Even my blog profile states: “I am a creative sojourner who enjoys simple living, thoughtful conversation and good coffee.” And during my devotional reading the other day I came across a biblical passage from the Old Testament that quoted God as saying, “For you are strangers and sojourners with Me.” I can’t speak for others but I like the thought of God being my traveling companion.

As we anticipated from the get-go, Nantucket has been a way station instead of a destination for my wife and me. Between moves from our cottage on Main Street here in Nantucket and the upcoming one to Portsmouth we are staying with friends at another property located on, of all places, Pilgrim Road, which sums up our journey.

Not Watching Time

With the change to Daylight Savings Time the other day I tried to update the time on my watch by “springing forward” and realized that the battery in it had died. I had decided beforehand to give it away when the time came to replace the battery so that is what I did and I am thoroughly enjoying being untethered from a timepiece, some version of which I have worn since I learned to tell time as a youngster.

Meanwhile, I am reminded of the story from Gulliver’s Travels when the Lilliputians question if Gulliver’s watch is his god because he is manacled to it at the wrist and he consults it so much. Of course, we can do without a watch much easier nowadays, what with our smartphones and other electronic devices conveniently at hand to tell us the time. But there is something beyond mere symbolism to me in the act of literally loosing oneself from its grip.

It was actually my wife who first dispensed with wearing a watch last year after returning from a particularly relaxing vacation and enjoying the feeling of not watching time. She wound up giving it to my mother, who needed a new watch herself and was more than happy to take it off her hands. As for me, I was only wearing my watch as a fashion accessory on the rare occasion when I dressed up some, such as at church, so I looked forward to quitting it altogether and I am not looking back.

Ode to Love

With today being Valentines Day I thought I’d write an ode to my beautiful, young wife of nearly 24 years, Linda. As I have contemplated many times lately, a minimalist journey such as the one I am traveling requires a truly special companion, and that describes my wife in spades, or hearts, as the case is.

While Linda and I have always strived to live a simple life together, the latest iteration of what that looks like for us could easily frighten others more faint of heart. Suffice to say that I would not have dared to try selling our house in a down market without my wife’s consent, yet she was not only on board but also in total agreement with the details of the move, resulting in a timely and profitable sale.

It was nine months ago today that we moved from the house we had built and called home for twelve years in order to enjoy our present lifestyle of liquidity and mobility. And I am pleased and proud to say that Linda has been as supportive and participative in making our moves successful as one could possibly hope.

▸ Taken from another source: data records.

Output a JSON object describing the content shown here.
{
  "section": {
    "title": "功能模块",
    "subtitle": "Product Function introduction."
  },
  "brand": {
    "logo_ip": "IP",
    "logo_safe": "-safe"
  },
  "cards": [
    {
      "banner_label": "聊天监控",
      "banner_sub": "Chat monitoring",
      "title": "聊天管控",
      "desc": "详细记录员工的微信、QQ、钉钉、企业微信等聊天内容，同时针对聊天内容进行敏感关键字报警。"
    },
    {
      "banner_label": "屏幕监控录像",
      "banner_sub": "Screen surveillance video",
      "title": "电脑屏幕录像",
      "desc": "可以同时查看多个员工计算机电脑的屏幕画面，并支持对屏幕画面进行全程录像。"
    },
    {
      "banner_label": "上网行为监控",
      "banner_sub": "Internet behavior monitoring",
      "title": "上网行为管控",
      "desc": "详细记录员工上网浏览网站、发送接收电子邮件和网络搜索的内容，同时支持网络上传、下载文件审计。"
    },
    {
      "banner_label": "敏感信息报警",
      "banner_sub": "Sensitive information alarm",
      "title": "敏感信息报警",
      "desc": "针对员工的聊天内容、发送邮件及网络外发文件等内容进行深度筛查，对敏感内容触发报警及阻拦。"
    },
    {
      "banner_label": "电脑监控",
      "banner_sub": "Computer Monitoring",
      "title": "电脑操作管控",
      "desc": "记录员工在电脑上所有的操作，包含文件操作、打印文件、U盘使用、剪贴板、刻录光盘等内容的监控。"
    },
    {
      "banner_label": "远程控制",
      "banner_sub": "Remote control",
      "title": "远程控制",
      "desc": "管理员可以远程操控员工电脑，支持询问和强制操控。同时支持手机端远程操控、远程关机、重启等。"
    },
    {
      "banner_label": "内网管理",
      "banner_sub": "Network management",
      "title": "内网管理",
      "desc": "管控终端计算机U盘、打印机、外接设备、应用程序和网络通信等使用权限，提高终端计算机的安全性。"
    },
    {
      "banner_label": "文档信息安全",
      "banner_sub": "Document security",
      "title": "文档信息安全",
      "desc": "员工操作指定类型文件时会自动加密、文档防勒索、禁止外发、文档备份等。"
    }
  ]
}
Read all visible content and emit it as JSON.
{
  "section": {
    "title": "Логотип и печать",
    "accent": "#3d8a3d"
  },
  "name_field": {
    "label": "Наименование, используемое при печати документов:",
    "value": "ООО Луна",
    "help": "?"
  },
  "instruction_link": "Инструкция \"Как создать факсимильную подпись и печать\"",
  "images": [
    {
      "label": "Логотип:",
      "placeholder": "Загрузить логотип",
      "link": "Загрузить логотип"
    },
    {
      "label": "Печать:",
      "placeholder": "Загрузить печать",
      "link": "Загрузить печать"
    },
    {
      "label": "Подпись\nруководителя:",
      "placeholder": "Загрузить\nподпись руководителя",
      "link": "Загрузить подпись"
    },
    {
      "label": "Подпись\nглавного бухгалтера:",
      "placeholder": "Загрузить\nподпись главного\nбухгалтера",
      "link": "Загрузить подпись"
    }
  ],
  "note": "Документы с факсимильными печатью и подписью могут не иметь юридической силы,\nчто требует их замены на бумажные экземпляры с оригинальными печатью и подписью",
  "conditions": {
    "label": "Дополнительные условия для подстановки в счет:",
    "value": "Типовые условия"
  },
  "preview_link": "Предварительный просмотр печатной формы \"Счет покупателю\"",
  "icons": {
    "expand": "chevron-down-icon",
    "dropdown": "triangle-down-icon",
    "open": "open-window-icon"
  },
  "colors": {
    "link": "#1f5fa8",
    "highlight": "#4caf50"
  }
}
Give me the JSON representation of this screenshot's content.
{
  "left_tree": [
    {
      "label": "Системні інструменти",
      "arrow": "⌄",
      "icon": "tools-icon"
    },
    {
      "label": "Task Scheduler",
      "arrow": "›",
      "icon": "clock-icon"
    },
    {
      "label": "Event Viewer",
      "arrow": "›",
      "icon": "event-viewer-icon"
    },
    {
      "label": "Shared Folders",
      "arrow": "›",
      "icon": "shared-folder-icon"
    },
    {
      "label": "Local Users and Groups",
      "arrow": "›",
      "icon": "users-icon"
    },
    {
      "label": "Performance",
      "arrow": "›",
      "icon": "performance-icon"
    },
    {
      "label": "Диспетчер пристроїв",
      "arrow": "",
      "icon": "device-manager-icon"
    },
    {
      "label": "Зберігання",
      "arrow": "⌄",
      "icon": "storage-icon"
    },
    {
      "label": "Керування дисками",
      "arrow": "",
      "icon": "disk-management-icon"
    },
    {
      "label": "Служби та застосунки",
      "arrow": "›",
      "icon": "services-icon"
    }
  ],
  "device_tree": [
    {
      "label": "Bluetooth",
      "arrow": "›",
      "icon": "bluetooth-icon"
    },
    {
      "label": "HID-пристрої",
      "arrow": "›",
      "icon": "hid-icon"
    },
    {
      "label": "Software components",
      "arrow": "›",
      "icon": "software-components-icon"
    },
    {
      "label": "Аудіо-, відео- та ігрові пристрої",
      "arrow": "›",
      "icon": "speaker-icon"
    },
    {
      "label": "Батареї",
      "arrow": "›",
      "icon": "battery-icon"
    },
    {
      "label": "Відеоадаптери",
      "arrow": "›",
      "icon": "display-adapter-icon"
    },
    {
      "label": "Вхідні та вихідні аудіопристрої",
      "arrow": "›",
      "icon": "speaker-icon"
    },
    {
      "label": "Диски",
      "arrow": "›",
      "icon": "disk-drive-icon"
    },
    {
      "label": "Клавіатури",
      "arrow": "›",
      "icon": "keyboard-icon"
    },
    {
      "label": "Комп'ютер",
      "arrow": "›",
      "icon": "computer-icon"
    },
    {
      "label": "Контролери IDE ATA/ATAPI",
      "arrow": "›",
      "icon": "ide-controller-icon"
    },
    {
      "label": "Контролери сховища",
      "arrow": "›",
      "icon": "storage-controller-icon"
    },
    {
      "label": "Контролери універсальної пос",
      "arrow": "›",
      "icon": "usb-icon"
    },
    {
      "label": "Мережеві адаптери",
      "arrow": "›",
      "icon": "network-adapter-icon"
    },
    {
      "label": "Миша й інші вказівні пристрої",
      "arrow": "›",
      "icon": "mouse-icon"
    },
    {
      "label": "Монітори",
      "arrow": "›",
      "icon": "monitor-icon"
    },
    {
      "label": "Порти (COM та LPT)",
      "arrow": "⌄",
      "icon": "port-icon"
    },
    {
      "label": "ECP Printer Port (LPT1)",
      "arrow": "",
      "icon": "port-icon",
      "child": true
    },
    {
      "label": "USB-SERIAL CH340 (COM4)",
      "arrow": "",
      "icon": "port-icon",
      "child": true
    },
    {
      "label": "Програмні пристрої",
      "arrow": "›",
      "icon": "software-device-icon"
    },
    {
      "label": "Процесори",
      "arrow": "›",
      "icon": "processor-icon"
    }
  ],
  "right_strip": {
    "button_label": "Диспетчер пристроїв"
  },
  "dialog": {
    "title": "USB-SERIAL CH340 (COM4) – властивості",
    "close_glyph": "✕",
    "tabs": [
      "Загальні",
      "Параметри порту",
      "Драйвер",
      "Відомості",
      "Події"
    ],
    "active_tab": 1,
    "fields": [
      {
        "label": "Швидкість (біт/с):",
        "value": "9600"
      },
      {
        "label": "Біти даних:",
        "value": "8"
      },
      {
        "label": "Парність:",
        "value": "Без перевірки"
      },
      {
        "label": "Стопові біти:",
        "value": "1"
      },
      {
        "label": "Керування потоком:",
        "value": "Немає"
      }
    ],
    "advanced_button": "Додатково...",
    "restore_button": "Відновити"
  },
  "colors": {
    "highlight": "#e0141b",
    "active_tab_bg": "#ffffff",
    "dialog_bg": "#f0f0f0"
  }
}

During our time of sabbatical here on Nantucket, Linda is volunteering at the local shelter for abused women and continuing her daily practice of making a difference in the lives of people she comes in contact with. On the home front, she lovingly strives to keep our lives here in close quarters growing together rather than apart and we are experiencing just that.

As I try to remind her regularly, Linda is even more beautiful to me than the day we married and I truly love her more with each passing day. Yet the highest compliment I can bestow upon her is to quote the wise proverbial saying: “There are many good women, but you are the best!”